But come eighth generation and Wii U, Nintendo was investing in an audience that wouldn’t buy up. There were no weird yoga-pants-wearing aunts at the Wii U debut. They were at home, re-calibrating their Wii Fit boards.
Meanwhile, the gaming public looked at a huge gamepad with a portable screen and asked good questions like: what goes there? For what type of game does that exist? A lack of answers foreshadowed more of the same from the Wii U lineup, more games with painfully obvious effort devoted to utilizing hardware they had no real use for (if this sounds like it applies equally to the Nintendo DS, the pattern is starting to make sense to you).
Observe that the best Wii games, like Super Mario Galaxy, Muramasa: The Demon Blade, and Monster Hunter Tri, acknowledge motion controls like you timidly nod to a hooded guy on your way home. Aside from a few gems, the third-party deluge on Wii turned the entire lineup to schlepping out chore simulators. Nintendo’s gamer base had no choice but to drink from other springs, and even though the Wii U was out a year before Xbox One and PS4 to pucker up and apologize, all we got was some Smash Bros. teases and first party development tumbleweeds.
Developers had no idea what to do with this gimmicky hardware, which played like doing triceps extensions with a VCR. The Wii had used the same design philosophy but the difference was that this time there was no stampede of yoga pants to save the day.
So what does this mean for 2017?
Moving Forward Without Going Anywhere
What we know about the Switch indicates that Nintendo still puts uniqueness ahead of playability. But even if Nintendo somehow learned its lesson with hardware, the fact remains that the entire industry hasn’t learned how this lesson in hardware applies equally to software design. Good game design comes from prioritizing structure rather than marketing strategies or hardware gimmicks, meaning that technology is a result of making game concepts work, not a cause. The reverse only makes messes. For a while now, Nintendo has been one huge Frankenstein’s mess of stitched-together gimmicks. The last ten years of their game development are much more accurately represented by WarioWare than The Wind Waker.

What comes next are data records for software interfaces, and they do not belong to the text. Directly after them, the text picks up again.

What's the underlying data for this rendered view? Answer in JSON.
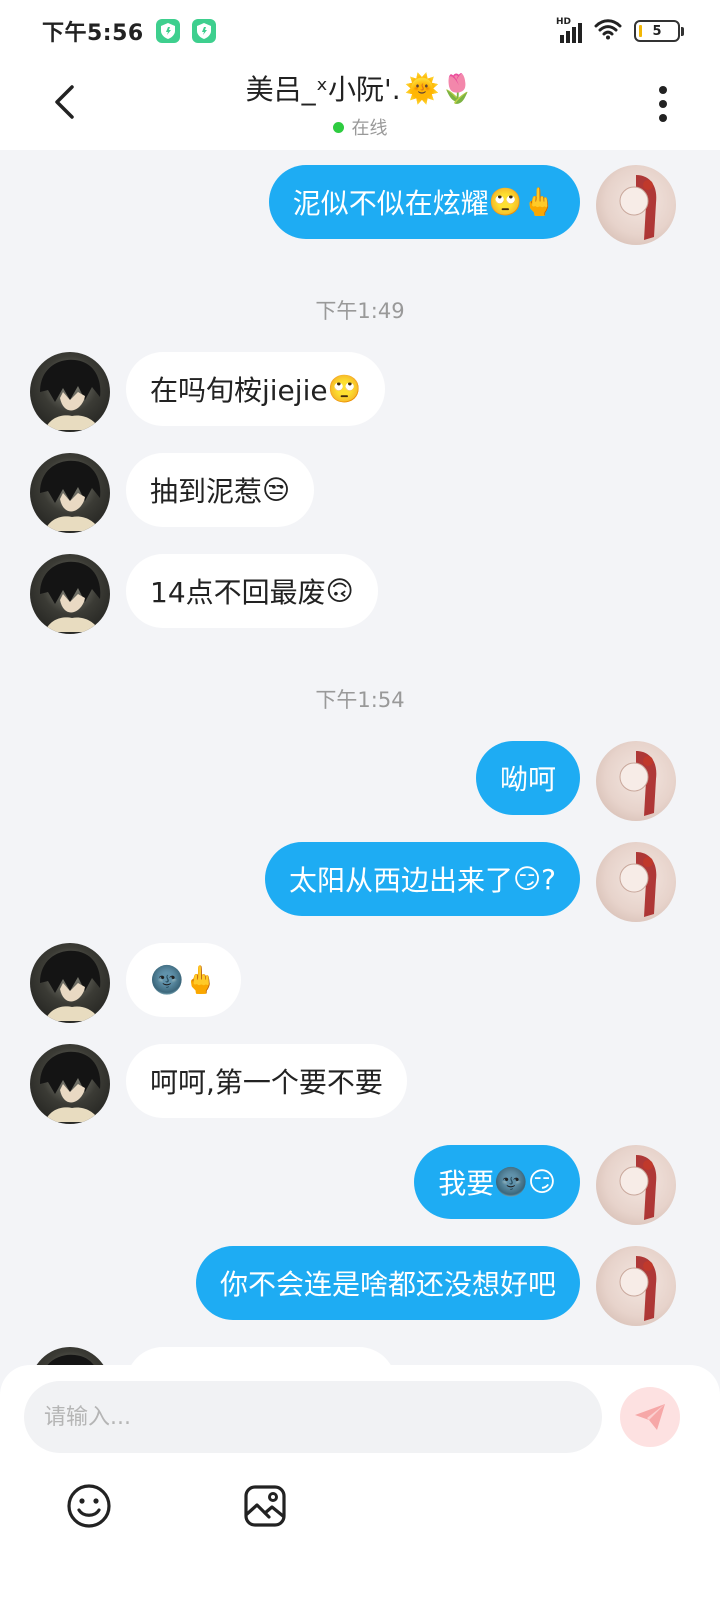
{
  "status_bar": {
    "time": "下午5:56",
    "network": "HD",
    "battery": "5"
  },
  "header": {
    "title_name": "美吕_ˣ小阮'.",
    "title_emojis": "🌞🌷",
    "status": "在线"
  },
  "messages": [
    {
      "side": "self",
      "text": "泥似不似在炫耀",
      "emoji": "🙄🖕"
    },
    {
      "side": "time",
      "text": "下午1:49"
    },
    {
      "side": "other",
      "text": "在吗旬桉jiejie",
      "emoji": "🙄"
    },
    {
      "side": "other",
      "text": "抽到泥惹",
      "emoji": "😒"
    },
    {
      "side": "other",
      "text": "14点不回最废",
      "emoji": "🙃"
    },
    {
      "side": "time",
      "text": "下午1:54"
    },
    {
      "side": "self",
      "text": "呦呵",
      "emoji": ""
    },
    {
      "side": "self",
      "text": "太阳从西边出来了",
      "emoji": "😏",
      "suffix": "?"
    },
    {
      "side": "other",
      "text": "",
      "emoji": "🌚🖕"
    },
    {
      "side": "other",
      "text": "呵呵,第一个要不要",
      "emoji": ""
    },
    {
      "side": "self",
      "text": "我要",
      "emoji": "🌚😏"
    },
    {
      "side": "self",
      "text": "你不会连是啥都还没想好吧",
      "emoji": ""
    }
  ],
  "input": {
    "placeholder": "请输入..."
  },
  "colors": {
    "self_bubble": "#1eacf3",
    "other_bubble": "#ffffff",
    "background": "#f3f4f7",
    "online": "#2ecc40"
  },
  "icons": [
    "back-icon",
    "more-icon",
    "send-icon",
    "emoji-icon",
    "image-icon",
    "wifi-icon",
    "signal-icon",
    "battery-icon"
  ]
}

When any company saturates the market with tie-in games or military FPS titles they think people want, or when development teams are obligated to throw in crafting simulators or city-building because that’s what kids are into these days, the spirit of the Virtual Boy is there, dragging creativity through the gutter of executive management. It’s no wonder that the Indie market’s laissez-faire development style is producing groundbreaking and gorgeous innovations in game design, while the AAA market is under-performing our expectations and underselling its own.
There’s a chasm opening between the niche gamer and the main market, and if the industry doesn’t unite the expectations of its gamer base with its own initiatives, it’ll finally split. If you want a few last headshots, by all means: ride down your modern military FPS machine as it calves from the bloated Mounts Sony and Microsoft into the vast sea of out of work managers and TurboGrafxes. But personally, I’ll be waiting for the creative force of the Indie structure building up from within the AAA machine to finally emerge into the sunlight. Nintendo laid the foundation for that structure in the days when a bad Pac-Man port was an industry-killing move. Where they’ll end up in the coming years depends on whether the Nintendo Switch is the spiritual successor to the NES or the take-two on the Virtual Boy no one asked for.